▶ **HOW TO COMPLETE THIS TASK**
Your task is to print all of the entries exactly, though the pictures should not be included.

Items from an interface collection:
****************

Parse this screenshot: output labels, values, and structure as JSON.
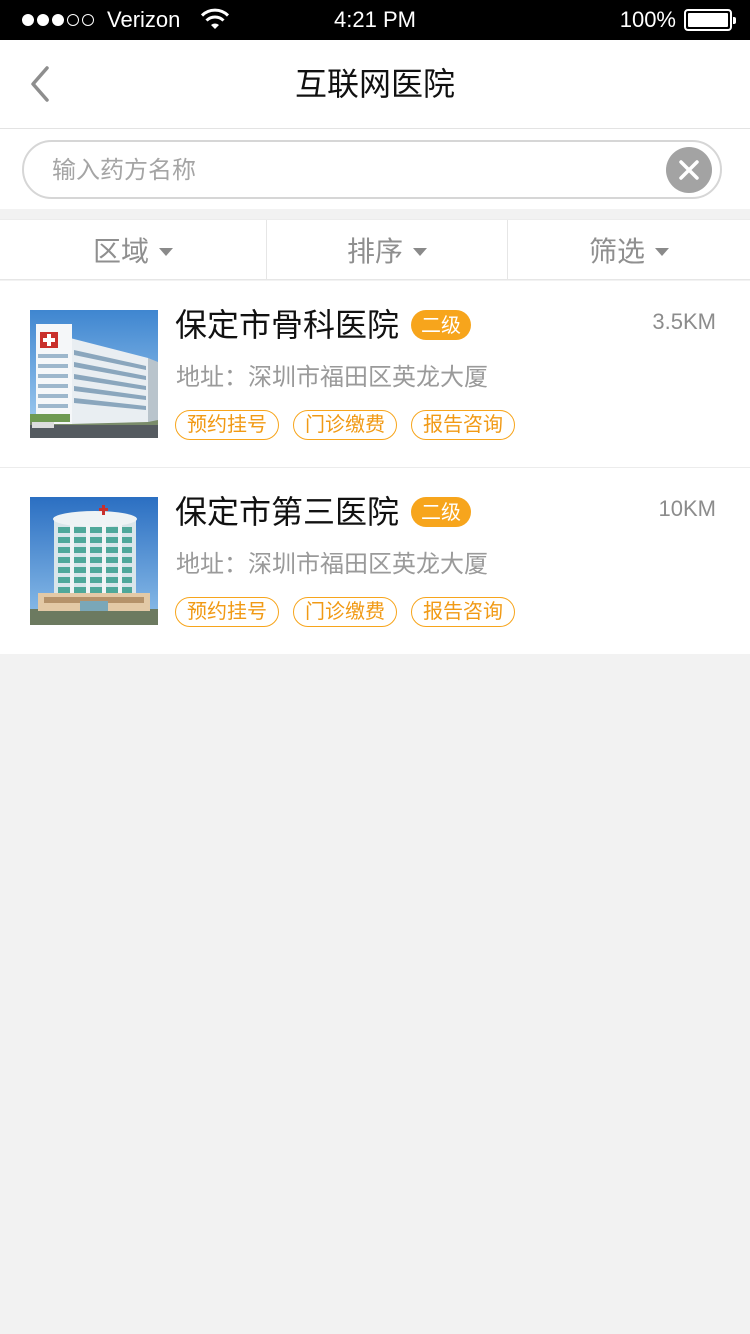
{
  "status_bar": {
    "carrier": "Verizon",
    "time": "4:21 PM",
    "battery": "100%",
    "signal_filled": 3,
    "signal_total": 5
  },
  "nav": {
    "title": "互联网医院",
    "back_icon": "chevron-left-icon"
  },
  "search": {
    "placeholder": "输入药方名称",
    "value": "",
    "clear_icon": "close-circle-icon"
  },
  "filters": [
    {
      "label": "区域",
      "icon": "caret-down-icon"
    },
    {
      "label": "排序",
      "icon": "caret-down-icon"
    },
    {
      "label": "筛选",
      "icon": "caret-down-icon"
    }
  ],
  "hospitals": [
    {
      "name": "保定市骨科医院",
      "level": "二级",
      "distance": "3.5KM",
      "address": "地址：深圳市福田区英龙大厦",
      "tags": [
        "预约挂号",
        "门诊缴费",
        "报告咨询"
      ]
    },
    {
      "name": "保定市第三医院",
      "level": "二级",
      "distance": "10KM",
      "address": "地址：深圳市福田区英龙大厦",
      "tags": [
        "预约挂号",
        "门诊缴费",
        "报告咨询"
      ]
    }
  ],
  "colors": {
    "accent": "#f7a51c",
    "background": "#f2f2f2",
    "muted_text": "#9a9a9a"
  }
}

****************

▶ **ANSWER FOR THIS EXERCISE**
Parse this screenshot: output labels, values, and structure as JSON.
{
  "status_bar": {
    "carrier": "Verizon",
    "time": "4:21 PM",
    "battery": "100%",
    "signal_filled": 3,
    "signal_total": 5
  },
  "nav": {
    "title": "互联网医院",
    "back_icon": "chevron-left-icon"
  },
  "search": {
    "placeholder": "输入药方名称",
    "value": "",
    "clear_icon": "close-circle-icon"
  },
  "filters": [
    {
      "label": "区域",
      "icon": "caret-down-icon"
    },
    {
      "label": "排序",
      "icon": "caret-down-icon"
    },
    {
      "label": "筛选",
      "icon": "caret-down-icon"
    }
  ],
  "hospitals": [
    {
      "name": "保定市骨科医院",
      "level": "二级",
      "distance": "3.5KM",
      "address": "地址：深圳市福田区英龙大厦",
      "tags": [
        "预约挂号",
        "门诊缴费",
        "报告咨询"
      ]
    },
    {
      "name": "保定市第三医院",
      "level": "二级",
      "distance": "10KM",
      "address": "地址：深圳市福田区英龙大厦",
      "tags": [
        "预约挂号",
        "门诊缴费",
        "报告咨询"
      ]
    }
  ],
  "colors": {
    "accent": "#f7a51c",
    "background": "#f2f2f2",
    "muted_text": "#9a9a9a"
  }
}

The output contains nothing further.